  • Obtain STD brochures, fact sheets and posters:;;;; or

  • Set aside class time for a special lesson or speaker on STDs or start a peer education program
  • Invite a health care worker from an STD testing site to come and talk to students about STD signs and symptoms
  • Sponsor a poster, T-shirt, exhibit, or bumper sticker design contest for National STD Awareness Month
  • Create a special STD writing assignment for April: essay, poem, book report, brochure, poster or research report
  • Air public service announcements/radio announcer scripts about STDs over the school public address system
  • Distribute brochures and information about STDs at an exhibit set up in the school
  • Make a long-term commitment to develop and support STD prevention education in the context of comprehensive school health education
  • Decorate trees, school buildings, classrooms, lamp posts, or fences with STD posters

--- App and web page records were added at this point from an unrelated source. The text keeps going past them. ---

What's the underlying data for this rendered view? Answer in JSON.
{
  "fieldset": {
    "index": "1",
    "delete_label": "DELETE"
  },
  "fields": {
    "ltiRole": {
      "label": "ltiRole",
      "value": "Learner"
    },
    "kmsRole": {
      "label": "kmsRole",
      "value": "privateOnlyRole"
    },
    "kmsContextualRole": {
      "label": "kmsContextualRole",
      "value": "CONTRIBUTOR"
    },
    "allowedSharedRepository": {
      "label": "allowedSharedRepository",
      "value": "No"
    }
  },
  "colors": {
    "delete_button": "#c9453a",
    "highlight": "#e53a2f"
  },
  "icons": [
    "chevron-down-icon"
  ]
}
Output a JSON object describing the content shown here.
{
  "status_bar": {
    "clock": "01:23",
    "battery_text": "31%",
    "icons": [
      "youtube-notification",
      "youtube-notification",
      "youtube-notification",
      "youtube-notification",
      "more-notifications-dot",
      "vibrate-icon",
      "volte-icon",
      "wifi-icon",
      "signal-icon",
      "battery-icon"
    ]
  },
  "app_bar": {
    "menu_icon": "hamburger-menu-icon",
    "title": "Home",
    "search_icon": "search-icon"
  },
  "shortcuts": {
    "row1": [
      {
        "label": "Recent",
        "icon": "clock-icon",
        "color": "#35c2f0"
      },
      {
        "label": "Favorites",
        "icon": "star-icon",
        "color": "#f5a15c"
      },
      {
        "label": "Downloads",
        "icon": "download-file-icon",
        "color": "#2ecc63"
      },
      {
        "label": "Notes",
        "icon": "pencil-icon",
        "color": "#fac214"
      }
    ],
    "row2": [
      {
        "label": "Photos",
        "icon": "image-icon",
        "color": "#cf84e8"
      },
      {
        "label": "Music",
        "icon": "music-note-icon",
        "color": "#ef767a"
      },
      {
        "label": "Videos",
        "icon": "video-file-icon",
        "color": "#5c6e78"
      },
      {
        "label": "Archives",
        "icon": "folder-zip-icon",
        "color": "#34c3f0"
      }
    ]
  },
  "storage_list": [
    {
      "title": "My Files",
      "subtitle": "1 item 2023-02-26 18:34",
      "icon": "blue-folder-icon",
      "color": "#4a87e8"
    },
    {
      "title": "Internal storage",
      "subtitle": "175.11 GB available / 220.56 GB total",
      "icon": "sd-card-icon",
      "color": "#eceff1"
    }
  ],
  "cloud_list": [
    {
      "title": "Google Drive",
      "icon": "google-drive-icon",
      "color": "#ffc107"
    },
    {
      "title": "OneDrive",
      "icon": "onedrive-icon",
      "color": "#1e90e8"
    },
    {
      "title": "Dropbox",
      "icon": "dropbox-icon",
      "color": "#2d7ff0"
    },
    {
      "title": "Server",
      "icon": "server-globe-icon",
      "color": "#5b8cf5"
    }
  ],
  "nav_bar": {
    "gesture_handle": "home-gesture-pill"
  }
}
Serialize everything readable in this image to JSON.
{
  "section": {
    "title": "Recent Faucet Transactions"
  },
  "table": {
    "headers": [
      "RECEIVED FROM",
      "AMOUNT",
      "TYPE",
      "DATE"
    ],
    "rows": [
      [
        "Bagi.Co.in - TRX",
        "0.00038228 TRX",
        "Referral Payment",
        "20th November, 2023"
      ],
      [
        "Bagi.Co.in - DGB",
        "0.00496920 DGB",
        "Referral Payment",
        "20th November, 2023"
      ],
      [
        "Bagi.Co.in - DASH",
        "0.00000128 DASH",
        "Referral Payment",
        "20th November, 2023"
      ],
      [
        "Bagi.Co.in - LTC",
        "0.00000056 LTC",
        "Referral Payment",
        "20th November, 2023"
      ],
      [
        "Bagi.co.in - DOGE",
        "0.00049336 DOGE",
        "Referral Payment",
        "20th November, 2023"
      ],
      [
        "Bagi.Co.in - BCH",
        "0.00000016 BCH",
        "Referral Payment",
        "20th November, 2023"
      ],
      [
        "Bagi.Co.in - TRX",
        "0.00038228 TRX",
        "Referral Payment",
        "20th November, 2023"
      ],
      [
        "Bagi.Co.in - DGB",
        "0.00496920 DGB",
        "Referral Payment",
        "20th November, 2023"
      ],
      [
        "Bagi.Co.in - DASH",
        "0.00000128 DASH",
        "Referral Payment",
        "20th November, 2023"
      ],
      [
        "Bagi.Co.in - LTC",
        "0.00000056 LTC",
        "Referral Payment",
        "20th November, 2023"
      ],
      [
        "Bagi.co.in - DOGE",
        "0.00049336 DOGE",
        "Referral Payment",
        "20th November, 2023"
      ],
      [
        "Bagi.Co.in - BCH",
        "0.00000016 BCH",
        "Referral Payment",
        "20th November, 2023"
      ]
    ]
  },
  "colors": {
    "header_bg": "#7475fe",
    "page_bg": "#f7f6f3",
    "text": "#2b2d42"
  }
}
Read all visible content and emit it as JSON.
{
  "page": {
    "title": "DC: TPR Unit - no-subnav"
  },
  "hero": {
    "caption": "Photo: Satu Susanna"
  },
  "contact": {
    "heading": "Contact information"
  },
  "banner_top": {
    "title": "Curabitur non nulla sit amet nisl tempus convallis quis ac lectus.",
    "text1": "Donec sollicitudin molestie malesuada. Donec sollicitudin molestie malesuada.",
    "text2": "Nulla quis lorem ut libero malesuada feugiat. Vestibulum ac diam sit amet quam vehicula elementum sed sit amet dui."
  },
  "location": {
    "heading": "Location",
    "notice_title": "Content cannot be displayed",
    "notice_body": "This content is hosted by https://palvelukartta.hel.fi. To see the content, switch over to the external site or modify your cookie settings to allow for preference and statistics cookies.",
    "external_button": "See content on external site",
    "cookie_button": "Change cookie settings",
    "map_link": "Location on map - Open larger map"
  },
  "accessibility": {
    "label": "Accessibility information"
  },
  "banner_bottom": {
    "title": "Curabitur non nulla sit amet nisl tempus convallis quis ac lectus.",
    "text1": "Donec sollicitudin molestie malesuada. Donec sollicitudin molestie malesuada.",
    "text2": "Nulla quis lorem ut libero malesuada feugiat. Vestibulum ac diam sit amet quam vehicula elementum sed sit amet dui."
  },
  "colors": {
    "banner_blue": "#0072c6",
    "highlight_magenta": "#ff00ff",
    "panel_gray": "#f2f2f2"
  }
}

  • Form a youth rap, dancing, singing or theater group that dedicates performances to STD prevention
  • Prepare a current events bulletin board for students to fill with newspaper articles about STDs
  • Have older students from the local high school, trained as peer educators, talk to younger junior high or elementary school students about STDs
  • Make adolescents aware of the free and confidential national and state hotlines available to them
  • Design and implement a peer-led media campaign for the school
  • Create a board game/quiz on STD facts. Post on social media networks
  • Write a letter or article for the school newspaper or web site about STDs
  • Plan a special session for the parents to learn about how to talk with their children about STDs
  • Obtain a video or slide set from the MDH library for teaching parents the facts about STDs
  • Show videos/DVDs that portray teens talking about their personal experiences with STDs
  • Get permission from your school to set-up and staff a display at a public mall, retail center/store or public building
  • Prepare a lesson that addresses how drug and alcohol use impair judgment and increases the risk of getting an STD

Updated Tuesday, August 26, 2014 at 09:43AM